> _Material shown_
════

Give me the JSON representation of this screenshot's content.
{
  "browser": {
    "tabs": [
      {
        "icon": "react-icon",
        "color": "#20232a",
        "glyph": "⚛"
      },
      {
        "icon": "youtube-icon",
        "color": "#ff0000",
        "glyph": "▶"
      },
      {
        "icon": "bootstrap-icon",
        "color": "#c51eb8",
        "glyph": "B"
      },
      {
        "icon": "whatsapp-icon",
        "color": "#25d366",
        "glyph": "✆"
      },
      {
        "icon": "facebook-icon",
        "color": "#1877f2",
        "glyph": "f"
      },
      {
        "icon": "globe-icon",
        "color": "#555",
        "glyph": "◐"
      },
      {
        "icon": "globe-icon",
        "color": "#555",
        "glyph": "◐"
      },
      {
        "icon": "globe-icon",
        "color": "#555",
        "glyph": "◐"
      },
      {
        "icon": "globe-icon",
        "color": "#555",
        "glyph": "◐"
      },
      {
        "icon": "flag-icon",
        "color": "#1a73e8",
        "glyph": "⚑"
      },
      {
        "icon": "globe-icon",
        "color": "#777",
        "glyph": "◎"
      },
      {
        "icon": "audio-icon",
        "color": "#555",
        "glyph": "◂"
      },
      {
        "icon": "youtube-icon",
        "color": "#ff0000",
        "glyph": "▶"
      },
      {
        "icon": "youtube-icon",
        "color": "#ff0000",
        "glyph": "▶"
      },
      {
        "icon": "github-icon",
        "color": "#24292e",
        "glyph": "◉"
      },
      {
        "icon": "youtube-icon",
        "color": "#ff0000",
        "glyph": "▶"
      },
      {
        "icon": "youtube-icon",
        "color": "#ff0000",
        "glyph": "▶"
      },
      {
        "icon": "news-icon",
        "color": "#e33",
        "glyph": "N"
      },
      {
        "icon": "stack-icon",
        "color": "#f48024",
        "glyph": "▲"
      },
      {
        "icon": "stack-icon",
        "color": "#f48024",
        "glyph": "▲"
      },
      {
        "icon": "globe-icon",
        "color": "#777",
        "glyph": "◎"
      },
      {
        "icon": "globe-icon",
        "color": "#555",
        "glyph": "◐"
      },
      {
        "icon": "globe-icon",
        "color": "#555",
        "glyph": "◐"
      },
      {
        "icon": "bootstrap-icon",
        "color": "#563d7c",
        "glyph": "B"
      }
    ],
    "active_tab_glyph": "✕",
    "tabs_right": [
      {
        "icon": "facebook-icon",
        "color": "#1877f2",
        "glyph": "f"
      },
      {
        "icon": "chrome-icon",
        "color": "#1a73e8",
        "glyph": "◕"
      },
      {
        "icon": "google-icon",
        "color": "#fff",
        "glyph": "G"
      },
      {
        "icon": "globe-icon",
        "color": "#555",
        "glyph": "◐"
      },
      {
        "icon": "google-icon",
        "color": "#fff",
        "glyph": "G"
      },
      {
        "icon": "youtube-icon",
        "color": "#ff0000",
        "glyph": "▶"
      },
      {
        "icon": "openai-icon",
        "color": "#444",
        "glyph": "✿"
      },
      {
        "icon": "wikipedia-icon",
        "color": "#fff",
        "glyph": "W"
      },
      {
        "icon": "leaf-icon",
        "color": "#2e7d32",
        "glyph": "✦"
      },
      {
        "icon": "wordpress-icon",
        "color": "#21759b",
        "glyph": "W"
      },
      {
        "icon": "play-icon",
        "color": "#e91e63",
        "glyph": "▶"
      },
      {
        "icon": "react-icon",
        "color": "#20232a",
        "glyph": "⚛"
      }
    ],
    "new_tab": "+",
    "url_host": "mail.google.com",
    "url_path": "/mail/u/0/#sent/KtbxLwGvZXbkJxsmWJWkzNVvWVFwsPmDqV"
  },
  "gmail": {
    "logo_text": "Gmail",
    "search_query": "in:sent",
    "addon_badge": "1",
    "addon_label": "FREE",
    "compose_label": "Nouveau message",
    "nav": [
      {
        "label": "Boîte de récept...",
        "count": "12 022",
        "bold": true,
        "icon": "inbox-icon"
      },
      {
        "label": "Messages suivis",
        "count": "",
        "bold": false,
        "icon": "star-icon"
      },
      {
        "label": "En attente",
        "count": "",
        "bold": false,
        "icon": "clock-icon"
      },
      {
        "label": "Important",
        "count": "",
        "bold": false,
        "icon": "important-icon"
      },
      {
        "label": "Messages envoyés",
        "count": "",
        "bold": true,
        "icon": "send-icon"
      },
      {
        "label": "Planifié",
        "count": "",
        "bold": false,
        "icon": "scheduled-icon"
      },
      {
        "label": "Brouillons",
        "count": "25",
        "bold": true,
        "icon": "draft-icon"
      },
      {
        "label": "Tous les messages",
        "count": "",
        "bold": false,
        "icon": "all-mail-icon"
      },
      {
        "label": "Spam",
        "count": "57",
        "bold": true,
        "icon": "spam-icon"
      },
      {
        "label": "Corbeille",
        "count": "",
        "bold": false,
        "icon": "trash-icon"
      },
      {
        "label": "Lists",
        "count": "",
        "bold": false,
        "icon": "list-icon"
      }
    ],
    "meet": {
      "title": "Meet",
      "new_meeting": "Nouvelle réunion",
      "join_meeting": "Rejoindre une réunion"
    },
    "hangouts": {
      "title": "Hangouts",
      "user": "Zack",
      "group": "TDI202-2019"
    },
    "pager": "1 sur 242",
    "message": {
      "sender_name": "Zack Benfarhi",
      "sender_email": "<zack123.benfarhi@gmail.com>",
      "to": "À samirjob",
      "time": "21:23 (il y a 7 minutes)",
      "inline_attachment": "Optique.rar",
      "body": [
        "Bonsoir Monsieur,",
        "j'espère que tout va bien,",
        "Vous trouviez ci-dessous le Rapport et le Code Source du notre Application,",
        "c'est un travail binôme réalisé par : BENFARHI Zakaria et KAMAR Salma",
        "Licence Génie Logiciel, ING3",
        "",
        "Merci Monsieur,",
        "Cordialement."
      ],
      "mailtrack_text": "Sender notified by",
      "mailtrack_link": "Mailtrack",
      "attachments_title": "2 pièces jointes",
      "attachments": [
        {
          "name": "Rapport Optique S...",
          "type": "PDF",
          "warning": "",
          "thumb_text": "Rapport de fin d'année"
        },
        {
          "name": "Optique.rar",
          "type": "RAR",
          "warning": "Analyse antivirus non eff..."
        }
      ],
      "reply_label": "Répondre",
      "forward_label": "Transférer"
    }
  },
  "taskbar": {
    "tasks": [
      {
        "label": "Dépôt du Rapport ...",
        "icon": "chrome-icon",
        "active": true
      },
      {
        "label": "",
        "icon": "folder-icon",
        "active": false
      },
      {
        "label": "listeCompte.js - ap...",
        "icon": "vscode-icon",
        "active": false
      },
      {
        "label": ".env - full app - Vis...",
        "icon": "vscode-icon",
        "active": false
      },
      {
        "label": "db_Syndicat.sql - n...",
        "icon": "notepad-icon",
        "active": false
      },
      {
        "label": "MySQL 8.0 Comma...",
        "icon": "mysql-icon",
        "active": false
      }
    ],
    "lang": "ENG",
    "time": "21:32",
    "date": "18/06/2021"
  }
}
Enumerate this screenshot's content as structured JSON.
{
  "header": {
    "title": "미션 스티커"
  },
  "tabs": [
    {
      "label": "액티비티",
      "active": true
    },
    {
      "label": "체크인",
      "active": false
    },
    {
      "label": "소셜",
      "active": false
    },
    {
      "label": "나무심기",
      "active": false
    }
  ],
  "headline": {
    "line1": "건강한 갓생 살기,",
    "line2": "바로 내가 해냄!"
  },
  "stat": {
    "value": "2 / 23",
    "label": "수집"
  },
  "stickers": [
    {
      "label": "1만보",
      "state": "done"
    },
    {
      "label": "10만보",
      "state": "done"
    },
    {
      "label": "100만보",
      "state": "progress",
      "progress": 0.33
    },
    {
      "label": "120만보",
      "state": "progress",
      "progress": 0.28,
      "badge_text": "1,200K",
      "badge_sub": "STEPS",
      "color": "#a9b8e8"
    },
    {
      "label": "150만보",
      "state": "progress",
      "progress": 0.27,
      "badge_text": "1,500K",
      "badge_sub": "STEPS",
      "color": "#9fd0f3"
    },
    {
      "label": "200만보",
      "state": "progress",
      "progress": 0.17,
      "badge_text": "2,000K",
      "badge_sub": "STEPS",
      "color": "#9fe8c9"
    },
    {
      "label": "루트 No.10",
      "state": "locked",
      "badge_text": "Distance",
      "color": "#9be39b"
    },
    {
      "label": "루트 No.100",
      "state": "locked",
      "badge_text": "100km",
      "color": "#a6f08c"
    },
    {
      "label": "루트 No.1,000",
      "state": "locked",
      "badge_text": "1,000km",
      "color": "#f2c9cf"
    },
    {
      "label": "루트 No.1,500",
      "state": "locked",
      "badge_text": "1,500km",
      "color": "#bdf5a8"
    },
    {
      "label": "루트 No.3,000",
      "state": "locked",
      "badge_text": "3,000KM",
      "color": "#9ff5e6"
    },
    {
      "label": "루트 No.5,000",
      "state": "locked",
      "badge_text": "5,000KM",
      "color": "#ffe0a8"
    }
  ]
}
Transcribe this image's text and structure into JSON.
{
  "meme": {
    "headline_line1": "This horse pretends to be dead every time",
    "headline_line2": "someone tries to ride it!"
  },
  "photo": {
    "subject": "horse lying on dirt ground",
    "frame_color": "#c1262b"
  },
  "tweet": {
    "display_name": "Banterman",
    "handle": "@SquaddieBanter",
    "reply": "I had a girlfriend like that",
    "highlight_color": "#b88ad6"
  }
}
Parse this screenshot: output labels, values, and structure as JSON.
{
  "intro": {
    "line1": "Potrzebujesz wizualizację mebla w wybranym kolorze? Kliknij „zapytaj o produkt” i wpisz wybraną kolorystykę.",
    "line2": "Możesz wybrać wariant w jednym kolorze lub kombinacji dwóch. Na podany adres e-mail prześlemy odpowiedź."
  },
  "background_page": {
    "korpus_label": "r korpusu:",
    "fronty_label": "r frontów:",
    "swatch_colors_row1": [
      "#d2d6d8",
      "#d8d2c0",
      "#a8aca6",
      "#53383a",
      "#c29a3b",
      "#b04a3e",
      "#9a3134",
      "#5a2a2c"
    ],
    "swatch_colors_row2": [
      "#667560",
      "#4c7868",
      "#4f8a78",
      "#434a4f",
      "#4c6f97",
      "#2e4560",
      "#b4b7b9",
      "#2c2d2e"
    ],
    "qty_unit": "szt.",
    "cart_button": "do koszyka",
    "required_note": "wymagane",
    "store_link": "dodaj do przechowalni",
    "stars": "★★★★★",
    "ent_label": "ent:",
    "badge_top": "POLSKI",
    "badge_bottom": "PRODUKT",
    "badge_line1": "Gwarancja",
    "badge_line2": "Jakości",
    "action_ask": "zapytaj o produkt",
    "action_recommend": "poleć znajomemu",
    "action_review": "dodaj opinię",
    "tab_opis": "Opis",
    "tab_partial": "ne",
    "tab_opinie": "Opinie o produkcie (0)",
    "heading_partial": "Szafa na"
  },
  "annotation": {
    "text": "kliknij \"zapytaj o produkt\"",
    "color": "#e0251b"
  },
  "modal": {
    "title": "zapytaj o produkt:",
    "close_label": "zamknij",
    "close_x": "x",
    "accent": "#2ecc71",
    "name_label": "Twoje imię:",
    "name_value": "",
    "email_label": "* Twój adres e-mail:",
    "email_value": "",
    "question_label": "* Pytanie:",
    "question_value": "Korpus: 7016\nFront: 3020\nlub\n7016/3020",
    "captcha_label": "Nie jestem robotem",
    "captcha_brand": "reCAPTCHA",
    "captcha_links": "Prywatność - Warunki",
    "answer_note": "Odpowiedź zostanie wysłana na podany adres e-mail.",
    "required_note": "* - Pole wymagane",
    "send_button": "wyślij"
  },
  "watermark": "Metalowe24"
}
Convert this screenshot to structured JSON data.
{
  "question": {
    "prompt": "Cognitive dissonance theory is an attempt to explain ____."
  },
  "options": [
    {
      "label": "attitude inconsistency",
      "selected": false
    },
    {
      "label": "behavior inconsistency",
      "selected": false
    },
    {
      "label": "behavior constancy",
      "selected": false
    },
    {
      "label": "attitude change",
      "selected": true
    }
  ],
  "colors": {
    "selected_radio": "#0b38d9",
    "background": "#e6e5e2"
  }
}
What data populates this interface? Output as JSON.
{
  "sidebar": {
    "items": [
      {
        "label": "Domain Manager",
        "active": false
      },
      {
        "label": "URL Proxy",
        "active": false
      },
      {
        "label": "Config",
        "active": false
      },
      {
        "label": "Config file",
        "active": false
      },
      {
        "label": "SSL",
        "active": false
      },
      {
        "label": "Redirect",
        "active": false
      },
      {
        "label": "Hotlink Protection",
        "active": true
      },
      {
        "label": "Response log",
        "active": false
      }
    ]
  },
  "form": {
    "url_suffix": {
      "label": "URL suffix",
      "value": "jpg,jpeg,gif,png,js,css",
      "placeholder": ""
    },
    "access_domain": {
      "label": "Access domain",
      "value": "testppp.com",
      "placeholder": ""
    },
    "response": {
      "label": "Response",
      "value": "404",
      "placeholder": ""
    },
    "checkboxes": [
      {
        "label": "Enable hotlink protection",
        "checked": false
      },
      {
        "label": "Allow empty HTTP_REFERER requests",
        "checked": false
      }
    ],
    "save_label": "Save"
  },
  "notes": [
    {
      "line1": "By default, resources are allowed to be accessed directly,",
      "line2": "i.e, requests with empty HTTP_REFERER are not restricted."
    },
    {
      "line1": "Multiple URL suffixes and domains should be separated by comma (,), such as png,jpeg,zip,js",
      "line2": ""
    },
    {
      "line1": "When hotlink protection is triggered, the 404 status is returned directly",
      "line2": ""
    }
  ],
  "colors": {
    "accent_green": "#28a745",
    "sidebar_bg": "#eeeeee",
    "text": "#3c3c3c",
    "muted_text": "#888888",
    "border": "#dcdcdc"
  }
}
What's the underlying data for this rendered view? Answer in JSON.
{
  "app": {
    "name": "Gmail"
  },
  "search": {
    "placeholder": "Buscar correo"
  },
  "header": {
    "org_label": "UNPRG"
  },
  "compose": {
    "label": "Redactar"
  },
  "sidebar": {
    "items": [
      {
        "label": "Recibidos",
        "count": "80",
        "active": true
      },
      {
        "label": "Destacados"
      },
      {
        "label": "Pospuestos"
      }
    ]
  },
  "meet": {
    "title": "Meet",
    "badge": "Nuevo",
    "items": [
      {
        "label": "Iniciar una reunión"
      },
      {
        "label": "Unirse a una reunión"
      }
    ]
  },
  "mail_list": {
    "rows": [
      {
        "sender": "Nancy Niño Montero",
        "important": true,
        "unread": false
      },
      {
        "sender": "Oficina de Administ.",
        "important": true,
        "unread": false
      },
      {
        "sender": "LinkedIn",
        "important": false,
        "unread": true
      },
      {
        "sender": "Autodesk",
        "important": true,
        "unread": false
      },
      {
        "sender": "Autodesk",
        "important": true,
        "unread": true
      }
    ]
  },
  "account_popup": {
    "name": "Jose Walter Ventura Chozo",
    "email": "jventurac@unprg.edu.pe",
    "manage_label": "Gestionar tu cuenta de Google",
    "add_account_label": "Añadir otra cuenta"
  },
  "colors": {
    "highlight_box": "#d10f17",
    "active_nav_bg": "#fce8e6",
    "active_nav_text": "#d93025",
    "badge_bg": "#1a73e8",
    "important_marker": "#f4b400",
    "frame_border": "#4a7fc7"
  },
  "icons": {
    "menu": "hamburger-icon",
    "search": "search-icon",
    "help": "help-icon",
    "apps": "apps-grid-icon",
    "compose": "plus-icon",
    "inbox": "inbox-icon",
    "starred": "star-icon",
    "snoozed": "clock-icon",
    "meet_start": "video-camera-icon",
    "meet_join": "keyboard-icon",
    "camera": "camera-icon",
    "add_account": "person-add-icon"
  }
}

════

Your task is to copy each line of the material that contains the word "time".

      "time": "21:23 (il y a 7 minutes)",
    "time": "21:32",
    "headline_line1": "This horse pretends to be dead every time",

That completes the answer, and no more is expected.